Now The Cause

Swallowing is simple when your brain is fully developed, and you do it very easily without thinking much. But, imagine how difficult it is for children with their brain functions still primitive and you will understand that swallowing is not too easy. It is precisely why liquid consumption is encouraged for children since they have not mastered the art of swallowing solid food yet. This problem is often termed as Dysphagia and occurs among adults when you have had a stroke recently. The part of the brain that is responsible for doing this may go haywire after swallowing, and that is precisely the source of the problem.

The Primary Symptoms 

The problem of swallowing is persisting, and you should learn the symptoms that can indicate the issue. After you have a stroke and you are admitted to the hospital, you will be checked if you can swallow properly after a few hours. If you cannot, then that is the primary symptom of Dysphagia. However, this is not always the case as the problem can surface after you are released from the hospital. So, what you need to do is keep an eye open for the secondary symptoms.

The Secondary Symptoms

Some secondary symptoms can indicate your Dysphagia post-stroke. Your voice may become croaky; you may cough a lot while having something. You may not feel comfortable regarding the food at all, and you may have some food left in your mouth even after you have apparently swallowed it all. Your chewing power will be nearly gone, and you will take hours to finish a meal. You will also now swallow more than once to clean the throat, and there could be all sorts of problems regarding this. Moreover, these can lead to further serious problems.

The After-Effects Of Stroke
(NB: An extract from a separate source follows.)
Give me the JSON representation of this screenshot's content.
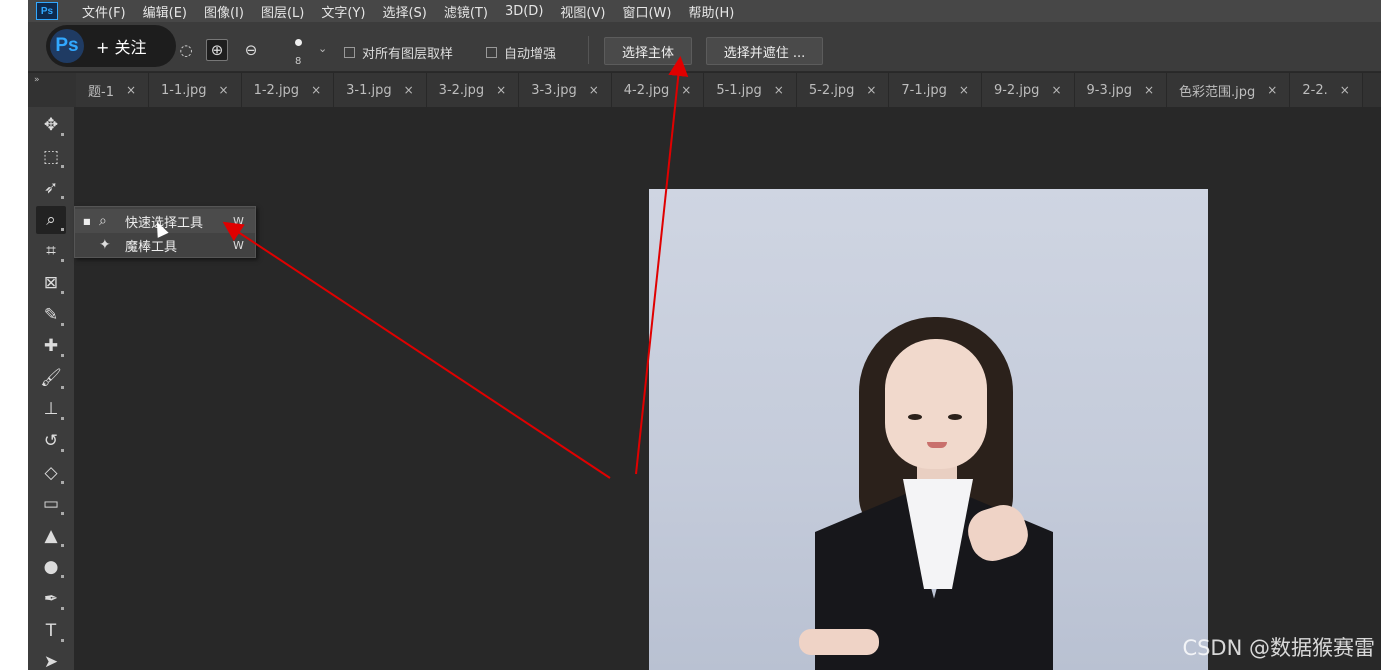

If Dysphagia is troubling you a lot, then you may not be very pleased knowing that not swallowing safely can lead to another problem called aspiration. Aspiration can lead to pneumonia and also lung infections. In fact, there is another, an even more dangerous variation called silent aspiration. So, only a trained professional will be able to tell you whether you are doing it right or not. Hence, even if there are no issues of swallowing in the hospital, you should get a check up after two weeks.

Can It Get Better?

If you are having such problems, you don’t need to lose sleep over this. They do get cured, and you can swallow safely after a few weeks. However, if you are unlucky and you fall within the small percentage for which the problem persists, then you may need to look for medications and therapeutic interventions. Thankfully, Dysphagia does have its solutions, and you will be cured of it well.

What Are The Solutions?

If you are having swallowing problems, a speech therapist may help. They will assess your problems first by trying to understand the obstacles. Then, they will be suggesting the possible remedies for this problem. Dysphagia can be countered using various tactics. You can have thick drinks that are easy to swallow. Mashed potato and other smoother foods can be part of your diet. You should always have them cold so that the hotness is not an impediment to the swallowing process. Also, you have to stop eating in copious amounts twice or thrice a day and have small meals throughout the day. The therapist will also chart out the safe foods as well as the unsafe ones. This diet may shift according to your response to this therapy. If the problem is aggravating, then you may have to be tube fed.